This resource has been adapted from the New-York Historical Society’s Black Citizenship in the Age of Jim Crow curriculum.

Photograph of a bronze statue called “Miss Confederacy.” Her hair is tied in a bun and she is dressed in a robe that is reminiscent of Greco-Roman fashion. Her right-hand is lifted towards the sky along with her face. This statue was created to sit atop the monument to Jefferson Davis in Richmond, Virginia. Davis was the president of the Confederate States of America.
The Vindicatrix

The Vindicatrix, ca. 1907. The Valentine, Richmond, Virginia.

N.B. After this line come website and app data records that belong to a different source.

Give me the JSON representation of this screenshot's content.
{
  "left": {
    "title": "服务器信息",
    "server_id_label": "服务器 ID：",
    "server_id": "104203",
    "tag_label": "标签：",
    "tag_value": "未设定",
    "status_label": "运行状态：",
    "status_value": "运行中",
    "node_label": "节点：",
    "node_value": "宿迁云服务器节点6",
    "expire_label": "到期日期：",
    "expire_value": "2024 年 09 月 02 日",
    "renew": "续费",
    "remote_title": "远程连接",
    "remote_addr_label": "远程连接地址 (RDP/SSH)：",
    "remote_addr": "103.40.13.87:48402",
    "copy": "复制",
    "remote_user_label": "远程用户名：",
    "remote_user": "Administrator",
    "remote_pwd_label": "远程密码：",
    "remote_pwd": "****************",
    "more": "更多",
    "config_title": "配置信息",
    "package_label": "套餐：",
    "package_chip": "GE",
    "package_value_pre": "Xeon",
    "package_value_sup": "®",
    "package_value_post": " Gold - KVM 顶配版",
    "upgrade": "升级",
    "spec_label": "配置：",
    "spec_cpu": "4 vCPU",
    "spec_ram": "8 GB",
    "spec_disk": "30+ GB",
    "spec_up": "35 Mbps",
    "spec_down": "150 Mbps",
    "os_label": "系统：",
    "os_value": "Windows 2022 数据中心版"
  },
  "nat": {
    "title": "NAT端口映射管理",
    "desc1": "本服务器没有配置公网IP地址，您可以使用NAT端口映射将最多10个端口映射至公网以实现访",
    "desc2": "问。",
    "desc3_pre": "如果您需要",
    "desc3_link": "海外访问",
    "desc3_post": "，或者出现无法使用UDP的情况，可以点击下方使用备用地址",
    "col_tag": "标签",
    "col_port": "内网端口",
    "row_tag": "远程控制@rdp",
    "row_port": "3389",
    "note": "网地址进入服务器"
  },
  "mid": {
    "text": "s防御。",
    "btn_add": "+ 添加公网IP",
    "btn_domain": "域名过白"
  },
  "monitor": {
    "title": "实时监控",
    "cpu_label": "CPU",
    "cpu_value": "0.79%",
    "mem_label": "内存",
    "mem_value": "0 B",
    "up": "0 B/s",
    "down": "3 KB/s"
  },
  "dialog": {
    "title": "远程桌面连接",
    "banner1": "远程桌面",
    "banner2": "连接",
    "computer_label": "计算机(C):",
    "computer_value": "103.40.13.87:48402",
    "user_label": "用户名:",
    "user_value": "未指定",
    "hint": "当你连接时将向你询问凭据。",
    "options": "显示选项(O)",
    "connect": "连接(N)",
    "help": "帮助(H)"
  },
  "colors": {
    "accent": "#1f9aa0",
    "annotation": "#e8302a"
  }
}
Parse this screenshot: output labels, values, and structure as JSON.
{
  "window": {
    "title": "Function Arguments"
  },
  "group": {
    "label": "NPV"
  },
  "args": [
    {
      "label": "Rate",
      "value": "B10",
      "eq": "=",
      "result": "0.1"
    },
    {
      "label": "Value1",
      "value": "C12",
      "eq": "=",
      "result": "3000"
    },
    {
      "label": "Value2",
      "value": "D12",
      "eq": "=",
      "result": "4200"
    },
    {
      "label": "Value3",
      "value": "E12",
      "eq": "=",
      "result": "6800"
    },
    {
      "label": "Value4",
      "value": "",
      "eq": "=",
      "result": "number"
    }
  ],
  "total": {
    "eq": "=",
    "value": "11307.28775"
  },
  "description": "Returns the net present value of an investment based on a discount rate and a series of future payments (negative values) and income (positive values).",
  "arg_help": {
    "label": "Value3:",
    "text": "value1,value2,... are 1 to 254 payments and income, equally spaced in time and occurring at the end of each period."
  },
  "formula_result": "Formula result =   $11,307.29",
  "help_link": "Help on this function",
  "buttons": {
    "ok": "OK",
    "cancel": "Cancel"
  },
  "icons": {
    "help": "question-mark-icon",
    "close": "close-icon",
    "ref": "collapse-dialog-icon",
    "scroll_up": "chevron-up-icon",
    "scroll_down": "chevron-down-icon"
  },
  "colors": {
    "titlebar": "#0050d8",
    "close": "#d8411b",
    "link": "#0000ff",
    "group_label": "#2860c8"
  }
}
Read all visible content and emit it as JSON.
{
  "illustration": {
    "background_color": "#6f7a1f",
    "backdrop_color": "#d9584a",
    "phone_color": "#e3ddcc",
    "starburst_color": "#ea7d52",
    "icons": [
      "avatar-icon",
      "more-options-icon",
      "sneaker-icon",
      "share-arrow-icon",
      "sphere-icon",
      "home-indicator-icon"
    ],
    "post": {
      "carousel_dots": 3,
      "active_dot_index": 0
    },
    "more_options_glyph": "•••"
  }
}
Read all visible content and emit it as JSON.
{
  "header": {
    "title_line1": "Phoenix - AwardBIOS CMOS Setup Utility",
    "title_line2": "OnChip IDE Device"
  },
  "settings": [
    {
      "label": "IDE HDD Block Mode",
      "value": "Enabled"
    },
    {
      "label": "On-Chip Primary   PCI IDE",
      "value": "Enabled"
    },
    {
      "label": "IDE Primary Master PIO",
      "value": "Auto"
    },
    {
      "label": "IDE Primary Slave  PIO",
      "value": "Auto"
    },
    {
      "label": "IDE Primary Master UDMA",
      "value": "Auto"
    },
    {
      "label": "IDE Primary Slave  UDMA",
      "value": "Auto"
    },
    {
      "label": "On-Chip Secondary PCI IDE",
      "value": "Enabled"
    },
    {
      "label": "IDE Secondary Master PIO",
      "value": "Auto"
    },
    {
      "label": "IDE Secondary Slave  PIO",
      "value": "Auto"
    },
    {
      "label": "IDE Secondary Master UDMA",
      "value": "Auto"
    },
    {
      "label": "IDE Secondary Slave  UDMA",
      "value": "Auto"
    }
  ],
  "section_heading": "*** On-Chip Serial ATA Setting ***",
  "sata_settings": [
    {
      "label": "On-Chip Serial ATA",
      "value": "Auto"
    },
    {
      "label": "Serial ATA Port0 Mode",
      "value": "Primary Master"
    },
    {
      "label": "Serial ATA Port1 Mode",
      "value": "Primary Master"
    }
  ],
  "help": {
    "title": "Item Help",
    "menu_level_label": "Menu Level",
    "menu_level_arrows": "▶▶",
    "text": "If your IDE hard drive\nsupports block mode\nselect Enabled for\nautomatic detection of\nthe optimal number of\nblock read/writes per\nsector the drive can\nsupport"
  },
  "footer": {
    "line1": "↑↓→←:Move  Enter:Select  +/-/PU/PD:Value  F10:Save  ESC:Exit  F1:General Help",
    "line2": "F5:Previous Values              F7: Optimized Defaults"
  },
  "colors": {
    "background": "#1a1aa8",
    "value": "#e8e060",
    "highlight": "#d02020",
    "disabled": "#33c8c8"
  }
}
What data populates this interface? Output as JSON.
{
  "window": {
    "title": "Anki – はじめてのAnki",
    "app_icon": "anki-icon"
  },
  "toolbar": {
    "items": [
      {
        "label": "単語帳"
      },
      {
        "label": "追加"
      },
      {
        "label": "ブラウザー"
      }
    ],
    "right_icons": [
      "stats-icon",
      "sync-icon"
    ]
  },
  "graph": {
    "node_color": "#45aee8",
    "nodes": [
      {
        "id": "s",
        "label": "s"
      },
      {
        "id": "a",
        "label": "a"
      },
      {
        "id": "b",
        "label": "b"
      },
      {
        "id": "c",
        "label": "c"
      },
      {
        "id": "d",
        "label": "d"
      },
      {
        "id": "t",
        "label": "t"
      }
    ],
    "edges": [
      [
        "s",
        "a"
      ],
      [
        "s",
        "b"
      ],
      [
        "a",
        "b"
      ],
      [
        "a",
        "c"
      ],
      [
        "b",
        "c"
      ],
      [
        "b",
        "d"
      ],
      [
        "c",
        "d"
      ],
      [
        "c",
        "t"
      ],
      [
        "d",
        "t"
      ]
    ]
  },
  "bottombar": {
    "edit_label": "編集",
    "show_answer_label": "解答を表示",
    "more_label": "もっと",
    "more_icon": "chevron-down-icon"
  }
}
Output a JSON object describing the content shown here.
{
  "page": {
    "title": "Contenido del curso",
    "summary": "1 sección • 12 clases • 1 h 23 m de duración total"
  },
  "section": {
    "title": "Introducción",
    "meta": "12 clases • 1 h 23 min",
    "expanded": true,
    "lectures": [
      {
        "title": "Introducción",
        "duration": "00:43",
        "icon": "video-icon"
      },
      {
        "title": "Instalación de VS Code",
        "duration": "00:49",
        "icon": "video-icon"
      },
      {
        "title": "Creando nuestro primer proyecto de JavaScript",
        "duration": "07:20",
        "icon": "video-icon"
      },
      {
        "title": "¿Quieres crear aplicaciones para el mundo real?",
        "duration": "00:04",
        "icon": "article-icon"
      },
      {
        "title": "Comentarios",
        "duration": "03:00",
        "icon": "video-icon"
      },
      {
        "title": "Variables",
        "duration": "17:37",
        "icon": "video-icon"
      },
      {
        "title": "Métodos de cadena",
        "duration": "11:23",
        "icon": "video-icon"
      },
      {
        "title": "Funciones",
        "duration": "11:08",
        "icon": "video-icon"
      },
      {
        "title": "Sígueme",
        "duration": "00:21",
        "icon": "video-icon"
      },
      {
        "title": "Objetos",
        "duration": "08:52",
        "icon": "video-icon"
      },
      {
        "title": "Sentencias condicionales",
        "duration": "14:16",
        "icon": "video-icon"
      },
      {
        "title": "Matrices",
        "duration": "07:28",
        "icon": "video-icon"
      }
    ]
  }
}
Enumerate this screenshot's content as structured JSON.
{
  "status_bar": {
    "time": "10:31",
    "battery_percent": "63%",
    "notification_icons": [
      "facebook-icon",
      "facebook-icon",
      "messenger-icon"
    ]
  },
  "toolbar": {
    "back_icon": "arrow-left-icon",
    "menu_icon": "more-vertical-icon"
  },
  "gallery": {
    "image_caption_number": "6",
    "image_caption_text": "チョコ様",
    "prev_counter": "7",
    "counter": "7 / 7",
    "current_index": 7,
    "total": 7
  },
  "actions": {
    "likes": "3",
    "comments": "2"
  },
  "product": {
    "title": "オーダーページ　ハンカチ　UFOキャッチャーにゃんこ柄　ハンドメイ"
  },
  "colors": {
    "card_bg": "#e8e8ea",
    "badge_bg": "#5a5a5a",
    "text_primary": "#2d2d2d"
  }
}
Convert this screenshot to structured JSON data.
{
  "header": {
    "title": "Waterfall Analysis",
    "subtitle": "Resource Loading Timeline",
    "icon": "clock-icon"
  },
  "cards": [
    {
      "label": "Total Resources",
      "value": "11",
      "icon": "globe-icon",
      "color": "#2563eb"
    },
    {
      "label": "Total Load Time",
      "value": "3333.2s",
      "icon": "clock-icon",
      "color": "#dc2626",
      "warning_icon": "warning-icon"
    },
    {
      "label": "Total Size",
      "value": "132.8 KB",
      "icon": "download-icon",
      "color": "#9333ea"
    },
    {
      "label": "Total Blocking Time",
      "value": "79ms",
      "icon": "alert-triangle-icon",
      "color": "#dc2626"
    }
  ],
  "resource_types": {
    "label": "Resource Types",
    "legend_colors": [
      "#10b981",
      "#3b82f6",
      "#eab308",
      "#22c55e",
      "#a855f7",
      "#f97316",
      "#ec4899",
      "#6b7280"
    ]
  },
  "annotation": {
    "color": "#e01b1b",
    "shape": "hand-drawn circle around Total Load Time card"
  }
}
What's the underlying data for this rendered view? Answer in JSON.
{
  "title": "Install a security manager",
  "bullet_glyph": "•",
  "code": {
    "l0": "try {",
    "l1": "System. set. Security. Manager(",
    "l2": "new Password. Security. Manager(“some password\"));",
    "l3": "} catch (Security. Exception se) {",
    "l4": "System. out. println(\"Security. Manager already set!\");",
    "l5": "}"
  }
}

“Symbolized in the Vindicatrix which crowns the shaft of the monument erected by the Jefferson Davis Monument Association, the emblem of Southern womanhood, fitly stands, the immortal spirit of her land shining unquenched within her eyes, and her hand uplifted in an eternal appeal to the god of justice and truth. The heroism of Southern women was the inspiration of the matchless bravery of the Southern soldiers. Their hands girded the sash and their hearts fared forth their knights to the field. Now, the days of youth for many of these women lie buried on forgotten battle-fields. But in the twilight of their years they have builded: ‘Love’s memorial unto valor that shall stand while time shall bide.’”
Epigraph, A Souvenir Book of the Jefferson Davis Memorial Association and the Unveiling of the Monument, Richmond, Va., June 3, 1907. (accessed 5-5-18 by M. Waters).

A print of the Jefferson Davis monument in Richmond, Virginia. The full monument consists of a statue to Davis with a large column behind him. Atop the column stands “Miss Confederacy.” Fanning out in an arc at the base of the column is a neoclassical structure. Side portraits of Edward Valentine (left) and William Noland (right) are next to the monument drawing.
Jefferson Davis Monument

Unveiling of the Jefferson Davis monument, Richmond, ca. 1907. American Civil War Museum, Richmond, VA.


A monument to Confederate President Jefferson Davis was unveiled in Richmond, Virginia—once the Confederacy’s capital city—in June 1907. Along with other Confederate memorials on Monument Avenue, it reflected the Lost Cause rewriting of the South’s past. In this false version of history, slavery was a benign institution, the Civil War was fought over states’ rights, the North won because it had more men and more money but the South was morally superior. Reconstruction was deemed a failure and understood as a time of “Negro rule,” when African Americans had proved incapable of properly exercising their political rights. Reconstruction, not slavery, was blamed for embittering Southern race relations.

These beliefs glorified the Confederacy, and they took hold among many white Americans. The statues along Monument Avenue, and similar memorials throughout the South, honored the virtue and sacrifice of whites who fought to protect slavery, not Black people who suffered under it. White women often led the fundraising campaigns that made it possible to build these memorials.

About the Document

When the Jefferson Davis memorial was unveiled in a massive five-day celebration, Davis’s statue was almost within reach of admirers on the ground. But atop a soaring column behind him stood a female figure known as the Vindicatrix, also called Miss Confederacy. “Vindicatrix” derived from the Confederate motto, Deo Vindice, which is translated as “With God As Our Protector” or “Under God As Our Vindicator.”  She represented not only idealized Southern womanhood but the conviction that the Confederacy would be vindicated, cleared of blame for slavery and the war.

Discussion Questions

  • Why do you think the Vindicatrix is a woman? What does she represent? Whom does she exclude?
  • How would you describe the language used in the epigraph? Why do you think it sounds the way it does?
  • How was the Confederacy viewed forty years after the war ended by the people who built and celebrated this memorial?
  • What impact would this monument have had on African Americans during this time period?